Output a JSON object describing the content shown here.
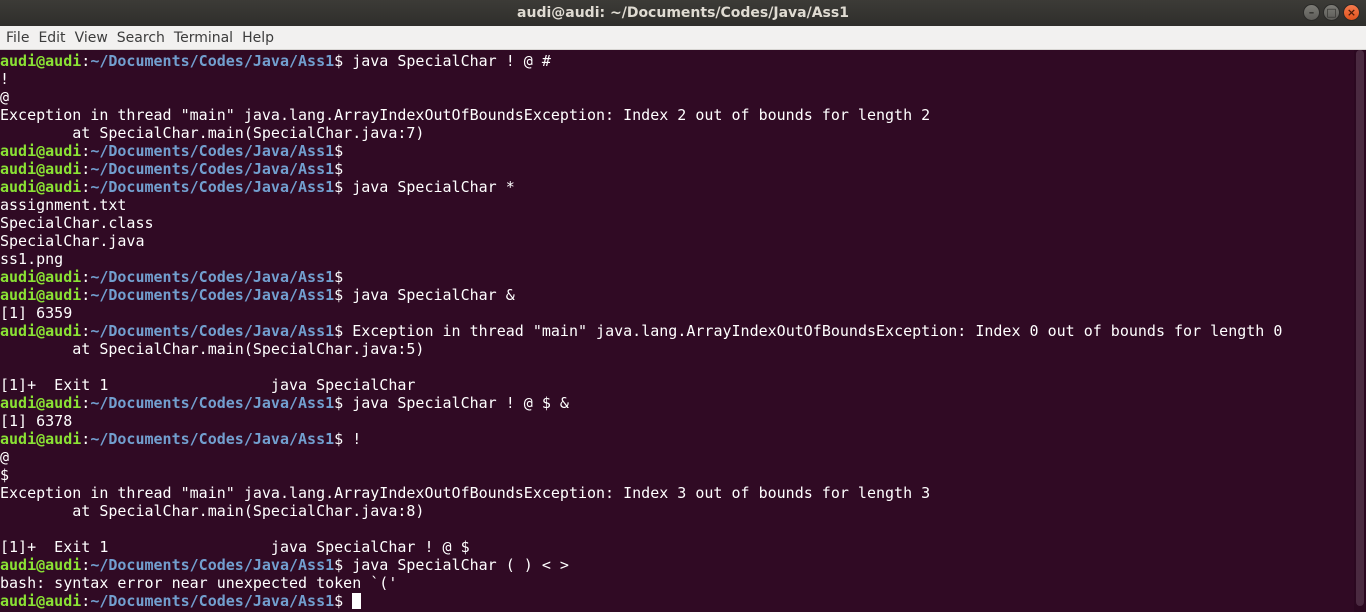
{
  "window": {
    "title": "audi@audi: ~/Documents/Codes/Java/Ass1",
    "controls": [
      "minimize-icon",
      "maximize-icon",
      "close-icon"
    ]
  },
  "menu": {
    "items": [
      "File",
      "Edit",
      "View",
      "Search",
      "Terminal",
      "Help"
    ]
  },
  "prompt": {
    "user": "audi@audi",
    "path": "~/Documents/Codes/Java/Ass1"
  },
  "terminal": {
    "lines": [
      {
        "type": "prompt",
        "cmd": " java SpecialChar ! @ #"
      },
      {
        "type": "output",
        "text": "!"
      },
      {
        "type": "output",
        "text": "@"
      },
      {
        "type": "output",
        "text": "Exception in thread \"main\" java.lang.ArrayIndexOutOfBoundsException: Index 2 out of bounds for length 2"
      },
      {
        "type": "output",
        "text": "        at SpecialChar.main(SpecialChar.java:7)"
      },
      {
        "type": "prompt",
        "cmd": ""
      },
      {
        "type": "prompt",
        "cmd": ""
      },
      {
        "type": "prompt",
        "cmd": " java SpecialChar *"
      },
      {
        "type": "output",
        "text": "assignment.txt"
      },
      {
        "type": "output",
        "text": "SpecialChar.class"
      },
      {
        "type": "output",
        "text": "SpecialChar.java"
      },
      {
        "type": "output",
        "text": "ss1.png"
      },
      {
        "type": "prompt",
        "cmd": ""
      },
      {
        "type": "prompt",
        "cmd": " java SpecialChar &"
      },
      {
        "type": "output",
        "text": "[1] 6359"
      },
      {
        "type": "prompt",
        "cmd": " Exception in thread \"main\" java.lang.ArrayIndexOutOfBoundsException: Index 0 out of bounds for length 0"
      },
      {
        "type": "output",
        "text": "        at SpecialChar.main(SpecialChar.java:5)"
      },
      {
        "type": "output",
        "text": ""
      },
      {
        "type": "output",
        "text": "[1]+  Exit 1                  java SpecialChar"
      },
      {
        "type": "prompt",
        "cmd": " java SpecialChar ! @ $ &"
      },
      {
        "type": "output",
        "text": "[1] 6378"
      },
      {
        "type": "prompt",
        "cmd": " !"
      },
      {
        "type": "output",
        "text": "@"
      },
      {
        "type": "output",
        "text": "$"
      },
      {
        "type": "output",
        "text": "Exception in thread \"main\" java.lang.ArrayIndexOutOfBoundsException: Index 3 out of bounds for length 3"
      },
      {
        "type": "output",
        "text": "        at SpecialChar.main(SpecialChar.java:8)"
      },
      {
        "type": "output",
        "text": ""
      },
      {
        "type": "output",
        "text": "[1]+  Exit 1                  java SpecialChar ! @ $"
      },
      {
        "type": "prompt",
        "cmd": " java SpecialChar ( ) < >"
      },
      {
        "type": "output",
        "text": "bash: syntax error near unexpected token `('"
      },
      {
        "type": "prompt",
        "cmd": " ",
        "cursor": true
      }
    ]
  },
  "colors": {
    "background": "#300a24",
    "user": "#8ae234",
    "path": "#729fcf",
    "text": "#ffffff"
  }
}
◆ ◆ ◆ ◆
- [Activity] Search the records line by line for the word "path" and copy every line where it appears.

- [Exercise output]
    "path": "~/Documents/Codes/Java/Ass1"
    "path": "#729fcf",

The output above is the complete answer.